Stress Reducing HobbiesMany people looking for a way to reduce stress have found that certain hobbies have a side benefit: relaxing qualities that help you reduce stress. For example, hobbies can act as a distraction to your everyday life, allowing you to forget about that overdue work project or fight with your friend.
If you’re wondering what the best hobbies for stress reduction are, we’ve done the research for you and came up with 6 of the best. Which one will you take up?
In a poll of 3,500 people, knitting was chosen as the top indoor hobby for 2016. Knitting has become so popular for stress reduction that you can find organizations devoted solely to the therapeutic benefit of this popular craft. StitchLinks.com is one such organization, devoted to the research and benefits of knitting. The Craft Yarn Council created the “Stitch Away Stress” campaign to encourage knitting and crocheting as stress relieving activities. Dr. Herbert Benson, the author of The Relaxation Response says:
The repetitive action of needlework induces a relaxed state, not unlike meditation.It’s been found to lower your heart rate and blood pressure, as well as reduce the stress hormone, cortisol. The side to side eye movement that happens in knitting also has true physiological benefits. Moving your eyes in this side to side motion for 30 seconds each day can boost memory. It mimics a therapeutic technique called Eye Movement Desensitization and Reprocessing. (Source: NY Times.)
A 2009 study by the University of Sussex found reading can reduce stress by 68 percent. The same study also shows that reading works faster than other relaxation methods, like listening to music. Experts suggest setting aside 30 minutes daily for the best benefits.
canvas and seeing a creation come alive puts you in a state of relaxation and provides a feeling of accomplishment. The act of creating art increases the “feel good” neurotransmitter, dopamine. Dopamine is known to boost your focus and concentration. Painting is also used with trauma patients as a way to recover from the traumatic event, focusing your mind on something beautiful that you create, as opposed to reliving past events.
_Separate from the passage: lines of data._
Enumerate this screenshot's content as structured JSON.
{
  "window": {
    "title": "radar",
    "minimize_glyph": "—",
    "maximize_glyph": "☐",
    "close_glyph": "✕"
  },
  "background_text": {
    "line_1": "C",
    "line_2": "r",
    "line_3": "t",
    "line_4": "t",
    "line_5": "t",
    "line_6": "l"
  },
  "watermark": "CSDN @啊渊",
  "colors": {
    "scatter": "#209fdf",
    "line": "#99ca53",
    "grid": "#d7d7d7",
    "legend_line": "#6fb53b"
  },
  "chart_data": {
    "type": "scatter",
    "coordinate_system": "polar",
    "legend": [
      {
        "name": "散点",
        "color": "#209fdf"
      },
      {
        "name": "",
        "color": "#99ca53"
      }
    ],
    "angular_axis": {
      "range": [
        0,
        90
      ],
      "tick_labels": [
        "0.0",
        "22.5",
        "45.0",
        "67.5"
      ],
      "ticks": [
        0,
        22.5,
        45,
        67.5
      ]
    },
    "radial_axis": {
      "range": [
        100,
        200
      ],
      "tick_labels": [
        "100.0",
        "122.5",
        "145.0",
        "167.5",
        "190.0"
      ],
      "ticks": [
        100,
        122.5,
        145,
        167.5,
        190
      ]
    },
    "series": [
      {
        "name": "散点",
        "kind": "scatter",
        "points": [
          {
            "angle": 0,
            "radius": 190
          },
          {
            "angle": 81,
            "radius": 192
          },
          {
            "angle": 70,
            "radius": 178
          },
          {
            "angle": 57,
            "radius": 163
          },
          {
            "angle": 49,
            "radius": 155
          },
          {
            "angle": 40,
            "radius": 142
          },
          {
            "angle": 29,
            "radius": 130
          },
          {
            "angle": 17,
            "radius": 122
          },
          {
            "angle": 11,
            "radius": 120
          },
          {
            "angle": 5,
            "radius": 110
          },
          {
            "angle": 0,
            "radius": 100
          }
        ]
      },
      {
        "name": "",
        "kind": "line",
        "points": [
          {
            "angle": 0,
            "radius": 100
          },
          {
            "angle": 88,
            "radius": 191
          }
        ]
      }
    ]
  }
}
The Mayo Clinic states that yoga is the “ultimate mind-body practice, combining physical poses, controlled breathing and meditation or relaxation.” In the practice of yoga, an emphasis is placed on breathing techniques. The ability to slow and control your breath physiologically reduces stress throughout your body and quiets the mind in the process.